Inexorably, the shift away from print will continue, of course. Young people have little or no interest in news on paper and those of us who still like to hold a print product (in my case, magazines including The Atlantic, Harper’s and The New Yorker) are aging out. And nothing compares to the immediacy of the online realm.
Whether that shift will ultimately do in even the biggest names in print remains a huge question mark. Outlets such as the Times and the WSJ are smartly creating lots of alternative products – newsletters and podcasts and such – to keep their edge. But smaller papers are hard-pressed to keep up, especially those owned by vulture-capital-backed chains more focused on milking the papers on the way down rather than growing them or their online efforts. (See the Chicago Tribune, whose average print circulation in the six months up to March slipped 23% to just over 82,000, according to the PressGazette, putting it at ninth place among the top 25 papers. The Tribune is a property of the notorious Alden Global Capital.)
We have long been in a painful period of transition in news, of course. That’s not new to anyone familiar with the business’s decline over the last decade or longer. It may be that the biggest names will endure and innovate their way through.

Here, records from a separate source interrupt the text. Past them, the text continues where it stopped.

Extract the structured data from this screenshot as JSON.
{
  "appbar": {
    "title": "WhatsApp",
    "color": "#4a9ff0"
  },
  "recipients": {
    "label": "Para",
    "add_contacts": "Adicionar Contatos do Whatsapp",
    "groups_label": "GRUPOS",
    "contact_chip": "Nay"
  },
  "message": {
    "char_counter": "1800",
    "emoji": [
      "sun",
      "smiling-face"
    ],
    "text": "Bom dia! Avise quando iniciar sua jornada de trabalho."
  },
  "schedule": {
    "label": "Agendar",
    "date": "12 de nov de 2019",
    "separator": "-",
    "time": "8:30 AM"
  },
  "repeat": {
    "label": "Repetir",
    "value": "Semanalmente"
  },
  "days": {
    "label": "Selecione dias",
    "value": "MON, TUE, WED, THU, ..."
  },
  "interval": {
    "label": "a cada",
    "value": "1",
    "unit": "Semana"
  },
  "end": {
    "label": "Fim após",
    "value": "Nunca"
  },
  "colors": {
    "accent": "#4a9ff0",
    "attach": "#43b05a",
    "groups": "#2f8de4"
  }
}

Prospects for the rest seem bleak, even as the outlook for the little online-only innovators seems fairly bright (so long as the public continues to donate to them).
Perhaps a new book by Jeff Jarvis will guide us. As its promotional material tells us, “The Gutenberg Parenthesis” traces print from its beginnings to the digital present. Print, we’re told, “was as disruptive as the digital migration of today.” Now, we are immersed in the changes that may make the print era little more a very long parenthesis between pre-print darkness (though still an era filled with creativity) and what has yet to fully reveal itself. He’s mostly optimistic, it seems, though not about the prospects for conventional media, whose virtues and faults he recounts.
“For half a millennium, the mediators of media-editors, publishers, producers- controlled the public conversation,” Jeff writes. “Now we may break free of their gatekeeping, agendas, and scarcities-while at the same time risking the loss of the value these institutions have brought in recommending quality, certifying fact, and supporting creativity. What must we create to replace these functions? The internet finally allows individuals to speak and communities of their own definitions to assemble and act, killing the mass at last. I celebrate the closing of the Mass Parenthesis. As for Gutenberg’s Parenthesis, I do not cheer its end. Instead, I believe this is the moment to honor its existence and all it has brought us, and to learn from it as we enter a next age.”
Fittingly or not, Jeff’s book is on offer in hardback, though I suspect the slightly less costly ebook sales will trump that format ($27 in hardback on Amazon; $14.34 on Kindle).